**Provided records**
────────────────────────────────────────

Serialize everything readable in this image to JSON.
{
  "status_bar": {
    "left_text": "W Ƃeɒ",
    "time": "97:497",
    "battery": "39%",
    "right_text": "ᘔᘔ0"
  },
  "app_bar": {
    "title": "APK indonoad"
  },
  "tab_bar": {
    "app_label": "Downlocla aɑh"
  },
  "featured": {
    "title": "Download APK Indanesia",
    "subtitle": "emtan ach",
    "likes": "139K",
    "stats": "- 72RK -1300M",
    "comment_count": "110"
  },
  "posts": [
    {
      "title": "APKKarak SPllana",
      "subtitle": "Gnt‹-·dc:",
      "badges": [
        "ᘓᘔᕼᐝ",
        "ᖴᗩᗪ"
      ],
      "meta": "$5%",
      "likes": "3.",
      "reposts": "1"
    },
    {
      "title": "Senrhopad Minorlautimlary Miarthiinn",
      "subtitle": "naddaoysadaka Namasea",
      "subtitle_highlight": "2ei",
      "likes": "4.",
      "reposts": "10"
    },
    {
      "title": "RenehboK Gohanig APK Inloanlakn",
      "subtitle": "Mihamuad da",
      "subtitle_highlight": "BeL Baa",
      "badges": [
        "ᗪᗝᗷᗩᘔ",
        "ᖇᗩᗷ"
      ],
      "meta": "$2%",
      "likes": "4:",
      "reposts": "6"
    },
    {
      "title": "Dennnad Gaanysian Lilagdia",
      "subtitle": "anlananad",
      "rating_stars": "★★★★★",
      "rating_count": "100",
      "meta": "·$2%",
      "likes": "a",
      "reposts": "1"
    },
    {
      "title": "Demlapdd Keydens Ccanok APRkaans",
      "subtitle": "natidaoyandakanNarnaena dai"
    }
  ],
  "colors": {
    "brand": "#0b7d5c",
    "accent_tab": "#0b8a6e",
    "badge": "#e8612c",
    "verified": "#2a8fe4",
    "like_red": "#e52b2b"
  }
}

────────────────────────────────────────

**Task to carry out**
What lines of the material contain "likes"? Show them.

**Response area**
    "likes": "139K",
      "likes": "3.",
      "likes": "4.",
      "likes": "4:",
      "likes": "a",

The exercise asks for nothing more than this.